I asked the purpose of including anyone’s age in bio information and was told it was so people of similar ages could network. Kind of like at the assistant’s lunches at the ICMA conferences. Interestingly, my ICMA profile still lists my college graduation date, another hint employers use to determine age.
A few times since working for the village of Friendship Heights I have tested the waters for other jobs. I admit it. Twice I applied to larger Washington area jurisdictions. I didn’t get an interview either time.
As it turned out, the same person was hired for both jobs. Twenty years my junior. Is no longer in either position. Both of the people I sent my application to have also moved on.
Once, I sent a resume for a town manager position in Florida. I didn’t get an interview. When I saw the announcement for the person hired I looked up the name in my trusty ICMA directory. Very similar background in local government to mine. I just had 20 years of additional experience.
Attitudes Are Important
There are concerns, of course, when hiring someone older, especially for a position for which they might be considered “over qualified” (I’ve also heard that one a few times) or where they will be working for people younger and possibly less experienced.
One thing I accepted when I joined the Friendship Heights staff is that I was now the assistant manager of the village. Who I might have been before, professionally, was part of me but not the role I was playing at this time.
That let me not only do the job, but ultimately grow while in the job. It also left me free to learn. My boss had a lot to teach me.
He also realized that giving me a long leash often came back to benefit him. We all need to remember that what we now herald as “diversity” used to be considered reasons why a potential hire would not “fit in.”
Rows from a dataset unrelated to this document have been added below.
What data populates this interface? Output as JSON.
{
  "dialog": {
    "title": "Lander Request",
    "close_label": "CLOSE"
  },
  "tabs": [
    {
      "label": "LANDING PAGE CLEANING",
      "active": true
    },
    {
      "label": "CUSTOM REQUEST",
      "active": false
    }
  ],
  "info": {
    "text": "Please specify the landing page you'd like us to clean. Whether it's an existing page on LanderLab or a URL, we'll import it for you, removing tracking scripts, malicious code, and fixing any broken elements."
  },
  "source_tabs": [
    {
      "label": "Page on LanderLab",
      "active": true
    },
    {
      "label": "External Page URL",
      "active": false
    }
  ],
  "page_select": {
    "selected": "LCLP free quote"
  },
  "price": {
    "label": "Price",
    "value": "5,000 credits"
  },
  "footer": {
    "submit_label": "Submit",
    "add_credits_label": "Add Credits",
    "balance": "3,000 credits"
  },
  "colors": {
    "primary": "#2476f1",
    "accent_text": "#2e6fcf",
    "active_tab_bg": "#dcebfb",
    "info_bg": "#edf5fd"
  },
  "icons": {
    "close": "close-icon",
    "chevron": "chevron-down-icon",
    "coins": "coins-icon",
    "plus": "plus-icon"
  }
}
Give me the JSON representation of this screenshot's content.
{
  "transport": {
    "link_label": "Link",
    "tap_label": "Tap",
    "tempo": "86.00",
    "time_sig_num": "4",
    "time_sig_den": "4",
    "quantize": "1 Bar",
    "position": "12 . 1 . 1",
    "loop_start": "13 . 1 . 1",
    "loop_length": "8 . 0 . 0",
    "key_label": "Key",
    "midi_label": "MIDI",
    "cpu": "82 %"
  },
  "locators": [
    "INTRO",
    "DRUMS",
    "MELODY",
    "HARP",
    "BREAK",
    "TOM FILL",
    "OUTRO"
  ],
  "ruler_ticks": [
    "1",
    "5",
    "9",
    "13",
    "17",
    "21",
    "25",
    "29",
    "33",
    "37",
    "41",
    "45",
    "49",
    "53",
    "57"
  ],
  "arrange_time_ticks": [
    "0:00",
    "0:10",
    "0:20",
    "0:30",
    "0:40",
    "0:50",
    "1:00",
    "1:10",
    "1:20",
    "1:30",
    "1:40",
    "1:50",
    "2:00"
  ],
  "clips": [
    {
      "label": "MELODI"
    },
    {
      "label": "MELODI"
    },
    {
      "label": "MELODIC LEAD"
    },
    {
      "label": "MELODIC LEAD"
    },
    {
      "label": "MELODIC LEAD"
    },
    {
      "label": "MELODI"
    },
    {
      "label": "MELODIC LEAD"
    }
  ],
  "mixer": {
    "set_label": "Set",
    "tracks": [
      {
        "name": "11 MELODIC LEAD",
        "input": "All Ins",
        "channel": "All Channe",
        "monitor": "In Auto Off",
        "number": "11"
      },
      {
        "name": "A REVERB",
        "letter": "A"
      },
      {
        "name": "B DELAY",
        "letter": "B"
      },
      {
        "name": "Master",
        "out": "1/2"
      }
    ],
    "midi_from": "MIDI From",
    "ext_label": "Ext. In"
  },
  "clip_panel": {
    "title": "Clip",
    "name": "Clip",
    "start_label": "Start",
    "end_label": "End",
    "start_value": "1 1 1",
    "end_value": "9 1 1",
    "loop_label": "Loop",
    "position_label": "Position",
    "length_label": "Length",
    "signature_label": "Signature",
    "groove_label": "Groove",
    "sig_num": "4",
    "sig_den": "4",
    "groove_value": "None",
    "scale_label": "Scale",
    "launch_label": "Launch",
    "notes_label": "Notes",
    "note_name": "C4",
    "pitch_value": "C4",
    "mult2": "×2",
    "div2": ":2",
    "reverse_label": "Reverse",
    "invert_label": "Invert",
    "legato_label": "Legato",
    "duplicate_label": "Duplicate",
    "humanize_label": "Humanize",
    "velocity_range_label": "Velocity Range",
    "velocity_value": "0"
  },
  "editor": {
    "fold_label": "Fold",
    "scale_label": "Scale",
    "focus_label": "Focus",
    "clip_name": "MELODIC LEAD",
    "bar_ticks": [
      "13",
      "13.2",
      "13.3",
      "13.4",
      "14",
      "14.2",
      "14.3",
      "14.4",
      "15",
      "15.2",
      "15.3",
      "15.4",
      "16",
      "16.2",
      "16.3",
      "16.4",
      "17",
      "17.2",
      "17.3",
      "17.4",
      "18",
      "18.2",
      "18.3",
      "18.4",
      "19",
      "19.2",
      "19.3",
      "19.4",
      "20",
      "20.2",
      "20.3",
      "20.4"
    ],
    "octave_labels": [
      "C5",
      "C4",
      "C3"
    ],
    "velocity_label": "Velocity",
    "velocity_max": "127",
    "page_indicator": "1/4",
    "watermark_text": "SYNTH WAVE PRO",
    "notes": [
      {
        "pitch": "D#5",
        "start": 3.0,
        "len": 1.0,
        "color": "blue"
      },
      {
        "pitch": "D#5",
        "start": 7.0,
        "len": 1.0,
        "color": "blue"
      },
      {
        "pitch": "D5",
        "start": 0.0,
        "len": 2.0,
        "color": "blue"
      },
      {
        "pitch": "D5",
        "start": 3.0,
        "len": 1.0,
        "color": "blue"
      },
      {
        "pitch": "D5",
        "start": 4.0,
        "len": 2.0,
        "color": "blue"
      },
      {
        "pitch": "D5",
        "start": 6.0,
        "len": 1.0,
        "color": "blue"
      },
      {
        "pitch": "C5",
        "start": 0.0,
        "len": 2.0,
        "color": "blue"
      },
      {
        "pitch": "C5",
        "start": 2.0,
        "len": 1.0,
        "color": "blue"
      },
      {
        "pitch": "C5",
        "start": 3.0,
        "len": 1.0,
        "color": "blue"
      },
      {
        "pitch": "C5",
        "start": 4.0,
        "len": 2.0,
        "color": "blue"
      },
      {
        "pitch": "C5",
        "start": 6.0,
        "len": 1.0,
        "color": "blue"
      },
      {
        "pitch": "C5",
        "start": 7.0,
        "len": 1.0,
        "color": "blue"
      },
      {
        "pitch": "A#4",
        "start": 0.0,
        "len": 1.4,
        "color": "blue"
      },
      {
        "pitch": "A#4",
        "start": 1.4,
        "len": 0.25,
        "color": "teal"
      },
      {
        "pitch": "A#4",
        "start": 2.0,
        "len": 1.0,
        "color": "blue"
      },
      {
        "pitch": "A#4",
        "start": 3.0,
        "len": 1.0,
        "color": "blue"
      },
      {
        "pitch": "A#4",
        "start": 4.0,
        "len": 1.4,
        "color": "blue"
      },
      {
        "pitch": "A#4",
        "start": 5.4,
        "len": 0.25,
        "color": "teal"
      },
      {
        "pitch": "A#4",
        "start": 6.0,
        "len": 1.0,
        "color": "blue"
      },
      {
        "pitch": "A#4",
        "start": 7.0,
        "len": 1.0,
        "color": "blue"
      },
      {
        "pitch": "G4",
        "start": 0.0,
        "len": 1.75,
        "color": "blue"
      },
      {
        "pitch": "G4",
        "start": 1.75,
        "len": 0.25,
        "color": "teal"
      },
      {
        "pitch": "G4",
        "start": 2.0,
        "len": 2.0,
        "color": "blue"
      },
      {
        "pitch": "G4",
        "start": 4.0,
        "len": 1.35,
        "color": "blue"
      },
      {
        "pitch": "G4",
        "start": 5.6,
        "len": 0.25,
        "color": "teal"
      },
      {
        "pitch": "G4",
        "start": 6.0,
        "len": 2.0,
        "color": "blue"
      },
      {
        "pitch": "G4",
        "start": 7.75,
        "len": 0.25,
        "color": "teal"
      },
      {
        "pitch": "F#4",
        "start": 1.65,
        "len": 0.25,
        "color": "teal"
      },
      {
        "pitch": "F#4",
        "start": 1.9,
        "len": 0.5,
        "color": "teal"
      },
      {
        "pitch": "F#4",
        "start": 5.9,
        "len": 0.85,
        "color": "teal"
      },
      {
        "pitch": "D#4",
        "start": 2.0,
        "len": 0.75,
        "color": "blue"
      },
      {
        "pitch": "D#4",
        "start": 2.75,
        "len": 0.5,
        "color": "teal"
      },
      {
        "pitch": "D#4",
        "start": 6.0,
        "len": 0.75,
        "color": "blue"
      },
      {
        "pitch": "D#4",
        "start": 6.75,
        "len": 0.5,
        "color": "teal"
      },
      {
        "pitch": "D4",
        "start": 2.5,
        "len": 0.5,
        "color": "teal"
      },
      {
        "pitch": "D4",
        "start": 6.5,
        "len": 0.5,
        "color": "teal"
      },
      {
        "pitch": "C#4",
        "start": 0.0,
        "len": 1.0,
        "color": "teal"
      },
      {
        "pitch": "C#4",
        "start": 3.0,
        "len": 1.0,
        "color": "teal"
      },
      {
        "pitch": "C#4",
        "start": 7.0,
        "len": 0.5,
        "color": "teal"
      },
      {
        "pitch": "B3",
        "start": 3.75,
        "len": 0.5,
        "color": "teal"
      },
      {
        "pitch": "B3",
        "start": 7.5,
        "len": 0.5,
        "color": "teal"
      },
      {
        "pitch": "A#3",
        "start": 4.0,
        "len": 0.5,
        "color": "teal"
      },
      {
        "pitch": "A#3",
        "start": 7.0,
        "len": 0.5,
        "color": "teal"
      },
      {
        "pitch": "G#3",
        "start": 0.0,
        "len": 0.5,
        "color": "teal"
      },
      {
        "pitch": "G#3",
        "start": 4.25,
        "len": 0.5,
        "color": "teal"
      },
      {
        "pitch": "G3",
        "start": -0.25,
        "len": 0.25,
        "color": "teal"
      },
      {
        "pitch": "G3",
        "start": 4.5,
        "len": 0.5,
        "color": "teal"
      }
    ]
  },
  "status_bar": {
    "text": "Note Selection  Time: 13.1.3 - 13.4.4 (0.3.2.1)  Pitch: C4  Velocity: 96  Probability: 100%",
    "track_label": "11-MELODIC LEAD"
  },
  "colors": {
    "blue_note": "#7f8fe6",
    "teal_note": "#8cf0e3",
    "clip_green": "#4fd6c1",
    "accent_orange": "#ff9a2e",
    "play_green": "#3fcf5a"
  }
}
I was fortunate that my courtesy interview was indeed courteous. We discussed the village and discussed my background. I didn’t offer my previous salary, and I wasn’t asked. I did, however, explain that salary was not a key issue for me.
There are other situations where I would have been dismissed as the dreaded “over qualified.” Ironically, when I started my new job I found that the village didn’t even have the cash flow to pay my reduced compensation.
Over the years, that has been fixed. Cash flow is no longer a problem, and fortunately, all staff salaries have risen considerably.
Am I responsible for this? Of course not. There were a lot of factors coming together. Did my presence and perhaps age help? I like to think so.
A Unique Community
Friendship Heights is a unique place. The village is a 32-acre enclave of high-rise buildings, housing some 4,500 people, just over the Maryland line from Washington, D.C. We have the second largest concentration of people over the age of 65 in Montgomery County, Maryland. Second only to Leisure World, an age-restricted community.
There are also a nearly equal number of residents under 35. We have a central community center catering to all residents, but with many programs aimed at older people. The village council’s goal has been to help keep people independent, in their homes, for as long as possible.
The 11-member village staff reflects the uniqueness. We range in age from 49 to 97. Some employees were hired in their 20s and just stayed. Others were hired when they were much older and with other careers behind them. It certainly works for us.
In my opinion it is time for ICMA to step to the forefront of opposing ageism in hiring. Simply by natural demographics, the membership will age with the boomers. I believe that there is much ICMA and its members can do to both identify factors in age discrimination and to assist members in dealing with them.